“We have decided that we will probably do it for every new business for the next year. We’re even talking about a few houses to celebrate small wins, ”said Trett. “I think that really helped the ghosts in town.”
There are positive signs everywhere. People like the Kleins visit the lake and use the marinas.
“Feels good, different view to look around, but it’s still a nice view. And Detroit is still Detroit and hopefully it will recover and be bigger and stronger than before, ”said Chris Klein, who was visiting from Sublimity.
Trett said one of his biggest fears was wondering if people would come back.
“Yes, they are coming back. The campsites are on the rise. The state park campground was full for the entire Memorial Day weekend, ”Trett said.
While challenges still exist, Detroit business owners are excited about the future and hope that people stop by.

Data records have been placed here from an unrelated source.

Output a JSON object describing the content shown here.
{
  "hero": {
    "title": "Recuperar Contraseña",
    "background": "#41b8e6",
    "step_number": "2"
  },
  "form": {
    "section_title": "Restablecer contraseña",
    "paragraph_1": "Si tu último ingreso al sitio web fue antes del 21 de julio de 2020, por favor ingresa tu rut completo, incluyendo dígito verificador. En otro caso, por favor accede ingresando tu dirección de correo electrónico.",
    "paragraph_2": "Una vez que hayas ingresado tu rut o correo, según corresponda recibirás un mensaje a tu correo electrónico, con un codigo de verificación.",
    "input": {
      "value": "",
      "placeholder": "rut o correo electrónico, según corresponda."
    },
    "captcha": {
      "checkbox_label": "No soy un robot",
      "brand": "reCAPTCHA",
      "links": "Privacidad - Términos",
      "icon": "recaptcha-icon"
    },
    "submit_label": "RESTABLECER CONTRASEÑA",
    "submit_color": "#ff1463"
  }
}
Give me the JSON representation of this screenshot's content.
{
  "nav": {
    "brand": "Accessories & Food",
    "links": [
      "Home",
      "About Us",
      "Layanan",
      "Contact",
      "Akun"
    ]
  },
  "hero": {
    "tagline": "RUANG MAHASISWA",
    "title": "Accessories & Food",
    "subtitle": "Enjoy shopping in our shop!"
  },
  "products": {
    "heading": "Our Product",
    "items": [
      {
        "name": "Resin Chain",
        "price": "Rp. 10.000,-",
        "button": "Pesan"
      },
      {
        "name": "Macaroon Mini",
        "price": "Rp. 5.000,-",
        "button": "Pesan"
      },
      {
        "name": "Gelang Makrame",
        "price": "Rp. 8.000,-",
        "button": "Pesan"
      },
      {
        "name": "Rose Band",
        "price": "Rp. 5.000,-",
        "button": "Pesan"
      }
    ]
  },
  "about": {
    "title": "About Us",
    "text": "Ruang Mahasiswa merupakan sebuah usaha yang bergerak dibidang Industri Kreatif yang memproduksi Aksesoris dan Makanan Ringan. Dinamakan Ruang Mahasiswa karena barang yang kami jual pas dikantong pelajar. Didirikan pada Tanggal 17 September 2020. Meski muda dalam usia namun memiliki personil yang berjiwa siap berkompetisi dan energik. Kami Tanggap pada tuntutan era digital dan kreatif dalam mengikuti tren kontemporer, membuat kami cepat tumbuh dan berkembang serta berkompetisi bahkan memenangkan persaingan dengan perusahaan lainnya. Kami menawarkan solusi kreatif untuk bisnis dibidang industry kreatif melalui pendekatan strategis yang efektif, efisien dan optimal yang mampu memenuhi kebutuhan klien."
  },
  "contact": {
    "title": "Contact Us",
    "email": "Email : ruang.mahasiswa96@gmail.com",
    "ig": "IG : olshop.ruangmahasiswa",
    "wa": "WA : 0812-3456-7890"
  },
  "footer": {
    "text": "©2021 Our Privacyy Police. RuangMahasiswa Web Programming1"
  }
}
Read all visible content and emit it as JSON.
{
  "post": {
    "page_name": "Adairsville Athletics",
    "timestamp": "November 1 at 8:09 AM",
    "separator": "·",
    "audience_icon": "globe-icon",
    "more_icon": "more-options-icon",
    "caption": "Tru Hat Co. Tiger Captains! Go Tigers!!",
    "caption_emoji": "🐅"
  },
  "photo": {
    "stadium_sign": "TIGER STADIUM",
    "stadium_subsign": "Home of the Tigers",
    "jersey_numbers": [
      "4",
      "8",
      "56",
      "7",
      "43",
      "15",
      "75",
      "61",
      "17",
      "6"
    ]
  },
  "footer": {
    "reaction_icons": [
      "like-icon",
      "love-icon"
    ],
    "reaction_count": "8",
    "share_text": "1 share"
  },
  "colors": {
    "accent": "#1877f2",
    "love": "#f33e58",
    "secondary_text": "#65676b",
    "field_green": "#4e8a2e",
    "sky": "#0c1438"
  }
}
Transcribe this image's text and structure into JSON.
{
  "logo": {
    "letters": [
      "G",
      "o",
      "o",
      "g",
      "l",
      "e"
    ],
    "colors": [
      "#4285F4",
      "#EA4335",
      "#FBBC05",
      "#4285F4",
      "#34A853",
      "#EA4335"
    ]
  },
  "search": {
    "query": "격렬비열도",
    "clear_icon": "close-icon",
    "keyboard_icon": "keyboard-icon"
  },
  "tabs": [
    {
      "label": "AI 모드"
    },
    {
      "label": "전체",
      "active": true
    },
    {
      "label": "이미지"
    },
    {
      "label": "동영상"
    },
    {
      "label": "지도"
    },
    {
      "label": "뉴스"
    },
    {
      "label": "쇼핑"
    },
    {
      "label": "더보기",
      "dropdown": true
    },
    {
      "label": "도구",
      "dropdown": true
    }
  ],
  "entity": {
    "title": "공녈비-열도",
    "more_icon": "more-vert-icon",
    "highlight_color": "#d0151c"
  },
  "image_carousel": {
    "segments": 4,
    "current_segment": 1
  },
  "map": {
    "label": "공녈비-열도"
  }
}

“Come and visit us. We have great food and friendly service, ”said Degeorge. “Enjoy our beautiful lake and the surrounding area. Even if we have lost a few trees, we will come back stronger. “
Degeorge said it was a little difficult to find help. She said she was happy about every application.